We call “ourselves” to be what is contained within the limits of our skin and anything outside of this we refer to as the “world”. Just like the cell we determine when to let things come in and when to fight them. We needed to evolve with the best tools to interact with the world and react as fast as possible to danger. From the first moment of life we learn to use our body and minds in a perfect synchronization to build our database of good and bad.

There is a tiger in front of you, you can SEE its teeth. Maybe it’s hungry.

You can HEAR the growl. That makes you feel scared.

You can SMELL the dry blood on the fur, so you keep your distance. To TOUCH it is unthinkable.

You react to preserve  yourself and your community. You run or you fight.


We are creatures of senses. They are our tools to survive.

Where does that sensation of fear live? People say that we keep genetic memories based on what happened to our ancestors. When we feel cold, we put clothes on, when we hear a storm we look for shelter, and so on. We keep fear inside of every cell always ready to fight or flee. But what happens when the tigers are gone? What happens when the fear is invisible? When the trigger has no texture? When the only thing you’re sure of is that you can feel something is wrong.   

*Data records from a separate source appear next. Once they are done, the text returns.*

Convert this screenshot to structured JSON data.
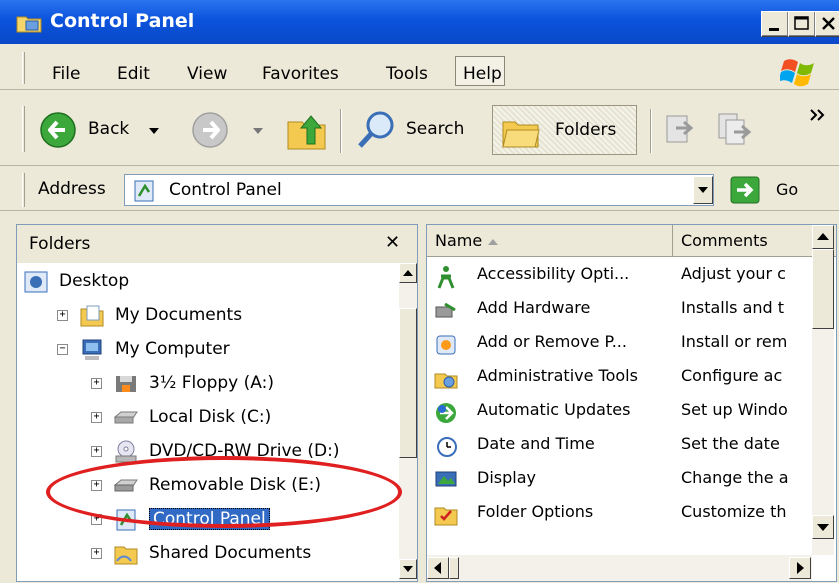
{
  "window": {
    "title": "Control Panel"
  },
  "menu": {
    "items": [
      "File",
      "Edit",
      "View",
      "Favorites",
      "Tools",
      "Help"
    ]
  },
  "toolbar": {
    "back_label": "Back",
    "search_label": "Search",
    "folders_label": "Folders"
  },
  "address": {
    "label": "Address",
    "value": "Control Panel",
    "go_label": "Go"
  },
  "folders_pane": {
    "title": "Folders",
    "close_glyph": "✕"
  },
  "tree": [
    {
      "label": "Desktop",
      "icon": "desktop-icon",
      "expander": ""
    },
    {
      "label": "My Documents",
      "icon": "documents-folder-icon",
      "expander": "+"
    },
    {
      "label": "My Computer",
      "icon": "computer-icon",
      "expander": "−"
    },
    {
      "label": "3½ Floppy (A:)",
      "icon": "floppy-icon",
      "expander": "+"
    },
    {
      "label": "Local Disk (C:)",
      "icon": "hard-disk-icon",
      "expander": "+"
    },
    {
      "label": "DVD/CD-RW Drive (D:)",
      "icon": "optical-drive-icon",
      "expander": "+"
    },
    {
      "label": "Removable Disk (E:)",
      "icon": "removable-disk-icon",
      "expander": "+"
    },
    {
      "label": "Control Panel",
      "icon": "control-panel-icon",
      "expander": "+",
      "selected": true
    },
    {
      "label": "Shared Documents",
      "icon": "shared-folder-icon",
      "expander": "+"
    }
  ],
  "files": {
    "columns": [
      "Name",
      "Comments"
    ],
    "rows": [
      {
        "name": "Accessibility Opti...",
        "comment": "Adjust your c",
        "icon": "accessibility-icon"
      },
      {
        "name": "Add Hardware",
        "comment": "Installs and t",
        "icon": "add-hardware-icon"
      },
      {
        "name": "Add or Remove P...",
        "comment": "Install or rem",
        "icon": "add-remove-programs-icon"
      },
      {
        "name": "Administrative Tools",
        "comment": "Configure ac",
        "icon": "administrative-tools-icon"
      },
      {
        "name": "Automatic Updates",
        "comment": "Set up Windo",
        "icon": "automatic-updates-icon"
      },
      {
        "name": "Date and Time",
        "comment": "Set the date",
        "icon": "date-time-icon"
      },
      {
        "name": "Display",
        "comment": "Change the a",
        "icon": "display-icon"
      },
      {
        "name": "Folder Options",
        "comment": "Customize th",
        "icon": "folder-options-icon"
      }
    ]
  },
  "colors": {
    "titlebar": "#0b53dc",
    "selection": "#316ac5",
    "annotation": "#e02020"
  }
}
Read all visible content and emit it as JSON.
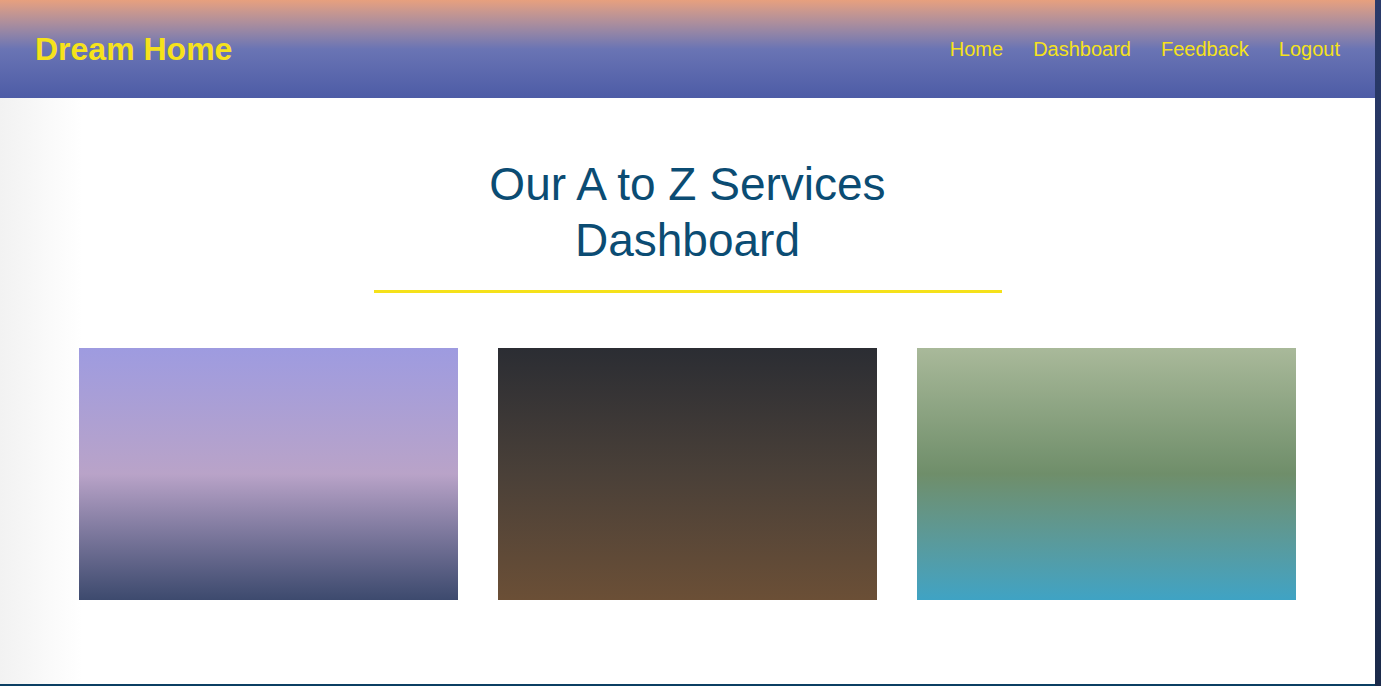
{
  "header": {
    "logo": "Dream Home",
    "nav": [
      {
        "label": "Home"
      },
      {
        "label": "Dashboard"
      },
      {
        "label": "Feedback"
      },
      {
        "label": "Logout"
      }
    ]
  },
  "heading": {
    "lines": [
      "Our A to Z Services",
      "Dashboard"
    ]
  }
}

Even if our fears have no physical manifestation, our mind is going to try to create a logic after analyzing all the information coming from our senses. But when this information is weak, our mind gets into a crisis. It resets itself over and over trying to create a meaning  for the feeling of fear. Unable to react it does the best it can, looking always for more possibilities we start to worry. And because it doesn't make sense, we worry about worrying. We worry we are not worrying enough. We worry to prevent bad things from happening. And this becomes suffering for our bodies and minds.  

Anxiety is the “feeling of worry, nervousness, or unease, typically about an imminent event or something with an uncertain outcome (Oxford Dictionary)”. When the trigger is a tiger we react. It’s a healthy reaction. However, when the trigger only exists in the mind, anxiety could become overwhelming.

This is a journey of two anxious organisms, Rodrigo Munoz and Rinat Sherzer who realized they are not the only ones trying to make sense of the tiger living inside their minds.